**AIM OF THE EXERCISE:** State how many lines in the entries below hold the word "JSON", with nothing besides the number.

Web page and app entries

╭──

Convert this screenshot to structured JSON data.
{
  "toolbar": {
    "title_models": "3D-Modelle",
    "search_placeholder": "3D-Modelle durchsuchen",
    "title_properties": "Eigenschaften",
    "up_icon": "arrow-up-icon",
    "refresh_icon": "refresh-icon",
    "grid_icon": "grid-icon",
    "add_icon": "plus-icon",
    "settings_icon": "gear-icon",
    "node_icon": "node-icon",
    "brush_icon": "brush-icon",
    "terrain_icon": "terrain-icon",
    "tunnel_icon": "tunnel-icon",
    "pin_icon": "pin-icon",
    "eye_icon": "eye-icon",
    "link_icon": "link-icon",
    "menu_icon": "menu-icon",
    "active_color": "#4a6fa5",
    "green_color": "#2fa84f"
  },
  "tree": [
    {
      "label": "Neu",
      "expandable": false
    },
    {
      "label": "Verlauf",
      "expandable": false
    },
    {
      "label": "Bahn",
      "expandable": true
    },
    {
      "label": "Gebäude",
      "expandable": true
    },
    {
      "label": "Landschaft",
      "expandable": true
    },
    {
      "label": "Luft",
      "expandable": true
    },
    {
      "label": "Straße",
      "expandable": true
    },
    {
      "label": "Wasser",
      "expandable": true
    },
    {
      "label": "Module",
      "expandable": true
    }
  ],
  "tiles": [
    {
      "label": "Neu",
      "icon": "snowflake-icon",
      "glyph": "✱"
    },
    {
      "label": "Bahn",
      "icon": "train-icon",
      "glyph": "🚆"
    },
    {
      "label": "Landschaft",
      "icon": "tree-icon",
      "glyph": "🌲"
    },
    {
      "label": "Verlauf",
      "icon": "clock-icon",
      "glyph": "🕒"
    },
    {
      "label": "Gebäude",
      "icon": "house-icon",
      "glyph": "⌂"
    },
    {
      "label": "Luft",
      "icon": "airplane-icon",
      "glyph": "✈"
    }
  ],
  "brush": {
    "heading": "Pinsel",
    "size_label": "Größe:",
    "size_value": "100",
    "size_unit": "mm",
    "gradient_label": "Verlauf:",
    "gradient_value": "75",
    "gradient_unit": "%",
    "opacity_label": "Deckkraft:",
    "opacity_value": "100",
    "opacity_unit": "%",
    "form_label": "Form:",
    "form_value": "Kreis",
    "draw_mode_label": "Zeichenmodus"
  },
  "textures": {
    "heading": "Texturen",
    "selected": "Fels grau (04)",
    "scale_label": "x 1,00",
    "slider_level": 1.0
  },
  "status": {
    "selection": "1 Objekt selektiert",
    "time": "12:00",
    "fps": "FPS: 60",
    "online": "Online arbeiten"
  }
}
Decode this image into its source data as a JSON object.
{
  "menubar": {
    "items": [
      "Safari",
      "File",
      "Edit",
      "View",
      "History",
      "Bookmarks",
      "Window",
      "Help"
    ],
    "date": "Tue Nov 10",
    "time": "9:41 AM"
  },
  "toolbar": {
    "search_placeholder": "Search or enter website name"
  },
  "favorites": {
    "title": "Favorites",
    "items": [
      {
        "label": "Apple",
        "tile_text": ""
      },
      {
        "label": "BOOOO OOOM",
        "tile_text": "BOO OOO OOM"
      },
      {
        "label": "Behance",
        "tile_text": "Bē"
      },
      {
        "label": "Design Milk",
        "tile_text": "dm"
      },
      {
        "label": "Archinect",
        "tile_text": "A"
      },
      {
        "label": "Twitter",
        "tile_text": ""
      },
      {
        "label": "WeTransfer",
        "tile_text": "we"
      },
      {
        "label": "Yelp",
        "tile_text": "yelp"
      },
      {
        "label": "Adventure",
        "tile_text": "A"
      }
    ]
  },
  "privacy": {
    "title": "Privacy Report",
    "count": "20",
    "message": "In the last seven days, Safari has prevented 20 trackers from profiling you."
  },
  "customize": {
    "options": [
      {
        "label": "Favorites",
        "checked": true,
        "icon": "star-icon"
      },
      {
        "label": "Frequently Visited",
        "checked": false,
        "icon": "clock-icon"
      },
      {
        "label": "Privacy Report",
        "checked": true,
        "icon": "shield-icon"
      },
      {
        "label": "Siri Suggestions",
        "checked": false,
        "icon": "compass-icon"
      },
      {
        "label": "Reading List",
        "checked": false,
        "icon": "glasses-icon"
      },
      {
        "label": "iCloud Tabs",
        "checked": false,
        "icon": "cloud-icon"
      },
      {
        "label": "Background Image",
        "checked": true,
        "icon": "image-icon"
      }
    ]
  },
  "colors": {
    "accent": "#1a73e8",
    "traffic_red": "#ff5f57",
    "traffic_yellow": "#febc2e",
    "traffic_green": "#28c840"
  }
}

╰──

**ANSWER TO THIS TASK:** 2